Far south the lift,
Dim-dark’ning thro’ the flaky show’r,
Or whirling drift:
Ae night the storm the steeples rocked,
Poor Labour sweet in sleep was locked,
While burns, wi’ snawy wreeths upchoked,
Or thro’ the mining outlet bocked,
Down headlong hurl.
List’ning, the doors an’ winnocks rattle,
I thought me on the ourie cattle,
Or silly sheep, wha bide this brattle
O’ winter war,
And thro’ the drift, deep-lairing, sprattle,
Beneath a scar.
Ilk happing bird, wee, helpless thing!
That, in the merry months o’ spring,
Delighted me to hear thee sing,
What comes o’ thee?
Whare wilt thou cow’r thy chittering wing
An’ close thy e’e?
Ev’n you on murd’ring errands toil’d,
Lone from your savage homes exil’d,

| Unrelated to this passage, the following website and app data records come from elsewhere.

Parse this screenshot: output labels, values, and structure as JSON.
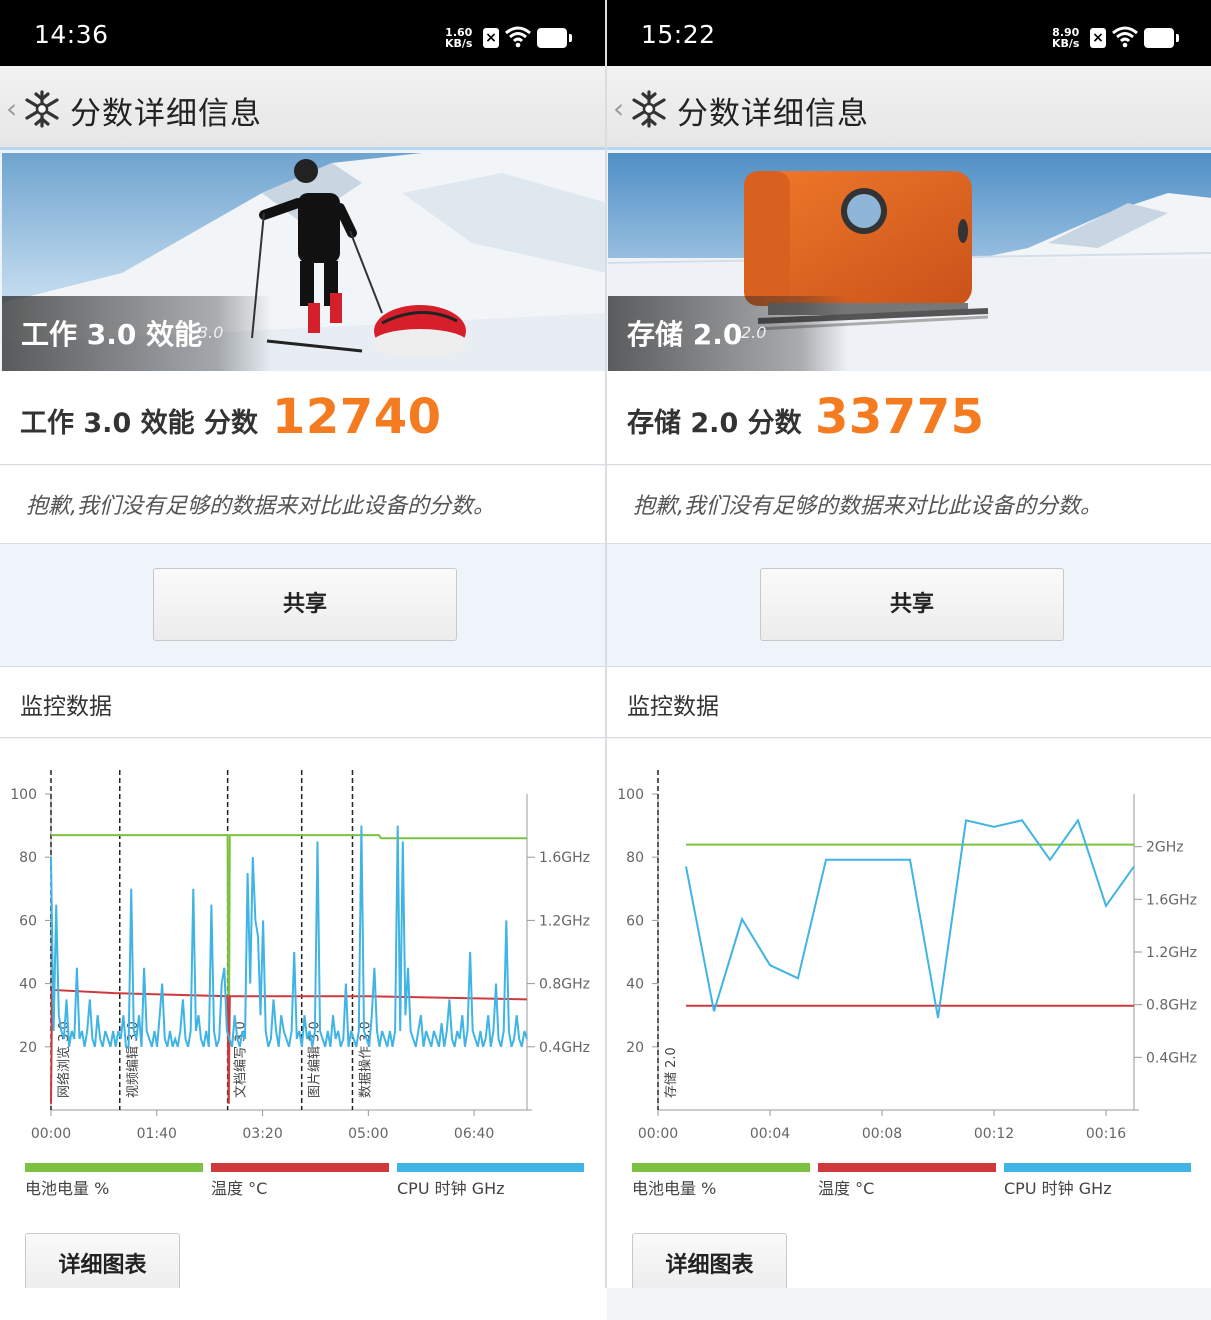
{
  "panels": [
    {
      "statusbar": {
        "time": "14:36",
        "speed_value": "1.60",
        "speed_unit": "KB/s"
      },
      "header": {
        "title": "分数详细信息"
      },
      "hero": {
        "name": "工作 3.0 效能",
        "version": "3.0"
      },
      "score": {
        "label": "工作 3.0 效能 分数",
        "value": "12740"
      },
      "notice": "抱歉,我们没有足够的数据来对比此设备的分数。",
      "share_label": "共享",
      "monitor": {
        "title": "监控数据"
      },
      "legend": [
        {
          "label": "电池电量 %",
          "color": "#7cc242"
        },
        {
          "label": "温度 °C",
          "color": "#d0393c"
        },
        {
          "label": "CPU 时钟 GHz",
          "color": "#3fb4e5"
        }
      ],
      "detail_label": "详细图表"
    },
    {
      "statusbar": {
        "time": "15:22",
        "speed_value": "8.90",
        "speed_unit": "KB/s"
      },
      "header": {
        "title": "分数详细信息"
      },
      "hero": {
        "name": "存储 2.0",
        "version": "2.0"
      },
      "score": {
        "label": "存储 2.0 分数",
        "value": "33775"
      },
      "notice": "抱歉,我们没有足够的数据来对比此设备的分数。",
      "share_label": "共享",
      "monitor": {
        "title": "监控数据"
      },
      "legend": [
        {
          "label": "电池电量 %",
          "color": "#7cc242"
        },
        {
          "label": "温度 °C",
          "color": "#d0393c"
        },
        {
          "label": "CPU 时钟 GHz",
          "color": "#3fb4e5"
        }
      ],
      "detail_label": "详细图表"
    }
  ],
  "chart_data": [
    {
      "type": "line",
      "x_ticks": [
        "00:00",
        "01:40",
        "03:20",
        "05:00",
        "06:40"
      ],
      "y_left_ticks": [
        "100",
        "80",
        "60",
        "40",
        "20"
      ],
      "y_left_range": [
        0,
        100
      ],
      "y_right_ticks": [
        "1.6GHz",
        "1.2GHz",
        "0.8GHz",
        "0.4GHz"
      ],
      "y_right_range_ghz": [
        0,
        2.0
      ],
      "x_range_seconds": [
        0,
        450
      ],
      "markers": [
        {
          "t": 0,
          "label": "网络浏览 3.0"
        },
        {
          "t": 65,
          "label": "视频编辑 3.0"
        },
        {
          "t": 167,
          "label": "文档编写 3.0"
        },
        {
          "t": 237,
          "label": "图片编辑 3.0"
        },
        {
          "t": 285,
          "label": "数据操作 3.0"
        }
      ],
      "series": [
        {
          "name": "电池电量 %",
          "color": "#7cc242",
          "points": [
            [
              0,
              87
            ],
            [
              167,
              87
            ],
            [
              168,
              2
            ],
            [
              169,
              87
            ],
            [
              310,
              87
            ],
            [
              312,
              86
            ],
            [
              450,
              86
            ]
          ]
        },
        {
          "name": "温度 °C",
          "color": "#d0393c",
          "points": [
            [
              0,
              2
            ],
            [
              1,
              38
            ],
            [
              60,
              37
            ],
            [
              167,
              36
            ],
            [
              168,
              2
            ],
            [
              169,
              36
            ],
            [
              300,
              36
            ],
            [
              450,
              35
            ]
          ]
        },
        {
          "name": "CPU 时钟 GHz",
          "color": "#3fb4e5",
          "samples_ghz": [
            1.6,
            0.5,
            1.3,
            0.6,
            0.5,
            0.45,
            0.7,
            0.4,
            0.5,
            0.45,
            0.9,
            0.45,
            0.5,
            0.4,
            0.5,
            0.7,
            0.45,
            0.4,
            0.6,
            0.45,
            0.4,
            0.5,
            0.45,
            0.4,
            0.5,
            0.4,
            0.5,
            0.45,
            0.6,
            0.4,
            0.4,
            1.4,
            0.5,
            0.45,
            0.6,
            0.4,
            0.9,
            0.5,
            0.45,
            0.4,
            0.5,
            0.4,
            0.6,
            0.8,
            0.45,
            0.4,
            0.5,
            0.4,
            0.45,
            0.4,
            0.5,
            0.7,
            0.45,
            0.4,
            0.5,
            1.4,
            0.5,
            0.6,
            0.45,
            0.4,
            0.5,
            0.4,
            1.3,
            0.5,
            0.4,
            0.45,
            0.8,
            0.9,
            0.5,
            0.45,
            0.4,
            0.6,
            0.45,
            0.4,
            0.5,
            0.45,
            1.5,
            0.8,
            1.6,
            1.2,
            1.1,
            0.6,
            1.2,
            0.5,
            0.4,
            0.45,
            0.7,
            0.5,
            0.4,
            0.6,
            0.5,
            0.45,
            0.4,
            0.5,
            1.0,
            0.45,
            0.5,
            0.4,
            0.6,
            0.45,
            0.5,
            0.4,
            0.5,
            1.7,
            0.5,
            0.45,
            0.4,
            0.5,
            0.4,
            0.6,
            0.45,
            0.5,
            0.4,
            0.45,
            0.8,
            0.4,
            0.5,
            0.45,
            0.4,
            0.5,
            1.8,
            0.5,
            0.45,
            0.4,
            0.6,
            0.9,
            0.5,
            0.4,
            0.5,
            0.45,
            0.4,
            0.5,
            0.4,
            0.5,
            1.8,
            0.5,
            1.7,
            0.6,
            0.9,
            0.5,
            0.45,
            0.4,
            0.5,
            0.6,
            0.4,
            0.5,
            0.45,
            0.4,
            0.5,
            0.45,
            0.4,
            0.55,
            0.4,
            0.5,
            0.7,
            0.45,
            0.4,
            0.5,
            0.45,
            0.6,
            0.4,
            0.5,
            1.0,
            0.5,
            0.45,
            0.4,
            0.5,
            0.4,
            0.45,
            0.6,
            0.4,
            0.5,
            0.8,
            0.45,
            0.4,
            0.5,
            1.2,
            0.5,
            0.4,
            0.45,
            0.6,
            0.45,
            0.4,
            0.5,
            0.45
          ]
        }
      ]
    },
    {
      "type": "line",
      "x_ticks": [
        "00:00",
        "00:04",
        "00:08",
        "00:12",
        "00:16"
      ],
      "y_left_ticks": [
        "100",
        "80",
        "60",
        "40",
        "20"
      ],
      "y_left_range": [
        0,
        100
      ],
      "y_right_ticks": [
        "2GHz",
        "1.6GHz",
        "1.2GHz",
        "0.8GHz",
        "0.4GHz"
      ],
      "y_right_range_ghz": [
        0,
        2.4
      ],
      "x_range_seconds": [
        0,
        17
      ],
      "markers": [
        {
          "t": 0,
          "label": "存储 2.0"
        }
      ],
      "series": [
        {
          "name": "电池电量 %",
          "color": "#7cc242",
          "points": [
            [
              1,
              84
            ],
            [
              17,
              84
            ]
          ]
        },
        {
          "name": "温度 °C",
          "color": "#d0393c",
          "points": [
            [
              1,
              33
            ],
            [
              17,
              33
            ]
          ]
        },
        {
          "name": "CPU 时钟 GHz",
          "color": "#3fb4e5",
          "points": [
            [
              1,
              1.85
            ],
            [
              2,
              0.75
            ],
            [
              3,
              1.45
            ],
            [
              4,
              1.1
            ],
            [
              5,
              1.0
            ],
            [
              6,
              1.9
            ],
            [
              9,
              1.9
            ],
            [
              10,
              0.7
            ],
            [
              11,
              2.2
            ],
            [
              12,
              2.15
            ],
            [
              13,
              2.2
            ],
            [
              14,
              1.9
            ],
            [
              15,
              2.2
            ],
            [
              16,
              1.55
            ],
            [
              17,
              1.85
            ]
          ]
        }
      ]
    }
  ]
}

The blood-stain’d roost, and sheep-cote spoil’d
My heart forgets,
While pityless the tempest wild
Sore on you beats.
Epitaph On A Noted Coxcomb
LIGHT lay the earth on Billy’s breast,
His chicken heart so tender;
But build a castle on his head,
His scull will prop it under.
Robert Burns (25 januari 1759 – 21 juli 1796)
Portret door Alexander Nasmyth, 1828
Uit: No. That’s to say, yes
Anyone can be trained to become a president or a used car salesman.
But the sale of a used car requires a worldview and an understanding of the
client. Propaganda, on the other hand, requires dullness and repetition
when everything you are trying to say is used against you.
To listen to silence. It is the organ of propaganda, changing the mind
like a drop of water, as it keeps repeating over and over again.
When it is a question of Finland, the answer is Russia. There is no other
way to ask. You can answer whatever.
Only after the answer has been received, the question is clarified.
There is no question without an answer.
There is no answer without a question, and without knowing the
question you cannot understand the answer.
But it has always been our habit to ask the question ourselves,
then answer it ourselves.
That is the only way to gain scientifically valid answers.
Therefore, questions must be constructed with exactitude, to prevent
their turning into answers.
Vertaald door Anselm Hollo
Paavo Haavikko (25 januari 1931 – 6 oktober 2008)